Mini Oseberg Loom

A while back, a friend and fellow fiber artist asked me if I could make a tabletop-sized “Oseberg Loom” that she could use in displays and demonstrations. An Oseberg Loom is a medieval style of loom for weaving narrow bands, and it is often used for tablet weaving (aka: card weaving). My friend is an experienced and enthusiastic tablet weaver who often displays work at SCA events.

I started looking around on the Internet, and found that a “real” Oseberg loom is about 2 meters long and about a meter tall. (Thanks, Ulf!) Now I understood why my friend wanted a “mini” version. Drawings enabled me to scale the pieces down, and get to work in wood.

Mini Oseberg Loom in Pine

My completed mini-loom is about 21 inches long and 12 inches tall. It is made of pine, with a blonde shellac finish. The feet join to the horizontal beam with dovetails, the stretcher bar joins to the verticals with a pinned through-mortise, and the verticals attach to the base with long screws. I thought about using more joinery, but I realized that screws would be more rigid, more durable, and much easier. The screws also make it possible to disassemble the loom if necessary for travel or repairs. There is no glue, though the shellac may of course make the pieces stick to each other..

I was able to do almost all of the cutting on the band saw, except for some of the detail work. The beveling on the base pieces (and the rounding on the verticals) was done using a router.

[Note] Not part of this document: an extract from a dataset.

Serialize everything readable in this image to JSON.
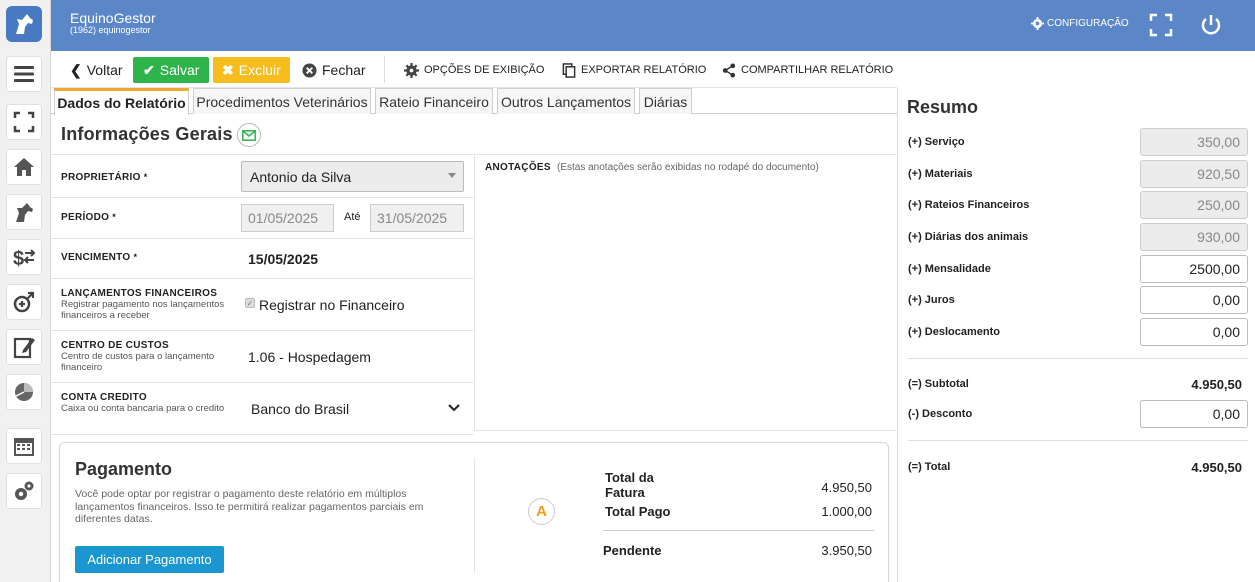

I have a small router table that uses a handheld trim router, which is very handy for this kind of small project. The through mortises were drilled and then squared up with a chisel.